How Protective Paint Helps the Aerospace Industry
Did you know that the UK is the second largest Aerospace Industry in the world, following the US? When people consider the industry, they probably don’t think about the type of paint that the aeroplanes are coated in. But this specialised paint is highly important in protecting the aeroplane that jets you off to your next holiday. In this short article, we discuss how protective paint helps the Aerospace Industry on a daily basis.
Why Do Aeroplanes Need Protective Paint?
Commercial aircraft typically fly between 31,000 and 38,000 feet, and as a result, they are subjected to extreme weather conditions. Flying at the average cruising altitude, air temperature ranges from -40° C to -57°C. If left untreated, the strength of the materials used to create the exterior of the aeroplane can be negatively impacted by these cold temperatures. Think back to the disaster of the Titanic; a key reason the iceberg caused such damage was that the ship’s hull wasn’t equipped for the cold temperatures. The steel became brittle when exposed to the icy water and fractured much easier than it would have done at warmer temperatures.
In addition to protecting an aircraft against drastic changes in weather conditions, modern Aerospace Coatings increase dirt resistance, minimise drag and reduce corrosion. The sun also poses a threat to aircraft because there’s greater ultraviolet (UV) radiation at high altitudes, which can degrade the airframe. Due to the level of protection they provide, Aerospace Coatings are crucial in extending the life of aircraft and increasing flight safety.
The internal structure of a modern aircraft is highly complex, difficult to access on a regular basis and exposed to harsh conditions during flight. As a result, the interior of an aeroplane also requires protective paint to ensure that it’s protected from corrosion on a long-term basis. The use of protective Aerospace Coatings ensures that expensive equipment within modern airframes can be used for at least 20 years.
Aerospace Coatings Offer Protection

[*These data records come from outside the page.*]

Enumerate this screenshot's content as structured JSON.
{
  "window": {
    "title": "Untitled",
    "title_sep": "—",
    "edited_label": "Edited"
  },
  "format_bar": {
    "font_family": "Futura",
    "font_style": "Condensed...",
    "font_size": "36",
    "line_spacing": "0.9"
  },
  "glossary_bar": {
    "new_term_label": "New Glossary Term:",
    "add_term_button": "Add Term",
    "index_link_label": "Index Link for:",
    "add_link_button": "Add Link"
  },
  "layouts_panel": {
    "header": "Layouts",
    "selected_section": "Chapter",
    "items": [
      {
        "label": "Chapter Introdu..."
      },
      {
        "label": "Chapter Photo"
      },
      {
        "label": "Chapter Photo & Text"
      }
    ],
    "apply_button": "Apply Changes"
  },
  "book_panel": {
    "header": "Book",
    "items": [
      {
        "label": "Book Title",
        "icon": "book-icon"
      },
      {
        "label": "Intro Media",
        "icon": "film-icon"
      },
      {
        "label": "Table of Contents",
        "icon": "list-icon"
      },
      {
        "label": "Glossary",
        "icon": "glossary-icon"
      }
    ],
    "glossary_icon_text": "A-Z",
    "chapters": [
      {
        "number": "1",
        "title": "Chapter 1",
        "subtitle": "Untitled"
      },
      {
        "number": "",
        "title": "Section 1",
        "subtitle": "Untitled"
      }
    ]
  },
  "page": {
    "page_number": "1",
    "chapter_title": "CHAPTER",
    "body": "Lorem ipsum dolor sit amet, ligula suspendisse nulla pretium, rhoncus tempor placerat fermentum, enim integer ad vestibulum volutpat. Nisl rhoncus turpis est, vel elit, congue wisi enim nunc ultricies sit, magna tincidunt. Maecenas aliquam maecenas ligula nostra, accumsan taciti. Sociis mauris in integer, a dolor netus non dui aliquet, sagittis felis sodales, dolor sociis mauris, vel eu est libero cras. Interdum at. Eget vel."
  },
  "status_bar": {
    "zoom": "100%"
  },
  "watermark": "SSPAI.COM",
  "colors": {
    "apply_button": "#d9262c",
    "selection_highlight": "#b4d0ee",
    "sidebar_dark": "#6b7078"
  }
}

Aviation Coatings are among the most technically advanced types of coatings because they are designed to operate in such hostile environments. When creating Aerospace Coatings, airflow must be considered. Even a tiny edge created by one colour paint being layered on top of a base coat can affect airflow and significantly impact an aircraft’s fuel consumption. The accumulated weight of the coating and how this will affect flight performance must also be considered. For example, the average weight of a complete exterior coating on a Boeing 747 is approximately 480 kgs. Aerospace protective paints are highly durable, designed to be as lightweight as possible and also incredibly smooth to minimise drag while in-flight.
Aerospace Coatings are designed to protect aircraft from the following elements:
- Extreme weather conditions
- UV radiation
Our Work In The Aerospace Industry
We’ve worked on a wide range of aerospace projects with multiple airline Companies, including Virgin Atlantic. Our Team of protective coating specialists have completed projects in numerous airports around the world, stretching as far as Hong Kong. Using high-end aerospace paints, we’ve produced protective coatings for commercial aeroplanes, private jets and military aircraft. We recognise that aeroplanes are built to fly, not sit in a hangar, and this downtime is costly. That’s why we’ll ensure that we complete the project as quickly as possible, to the highest standard.
We offer the following Aerospace Coating options:
- Stoving finishes for Avionic Equipment to BSX 31
- Primers and finishes to BSX32, BSX33 and BSX34A
- Two pack Polyurethane Lacquer to DEF-STAN 80-138
- Two pack Epoxy finishes to DEF-STAN 80-161
- Two pack solar heat reflecting finishes to DTD 5618
*Please note all specification numbers are superseded on a regular basis.
If you’d like to talk to one of our Aerospace Coating experts, please get in touch.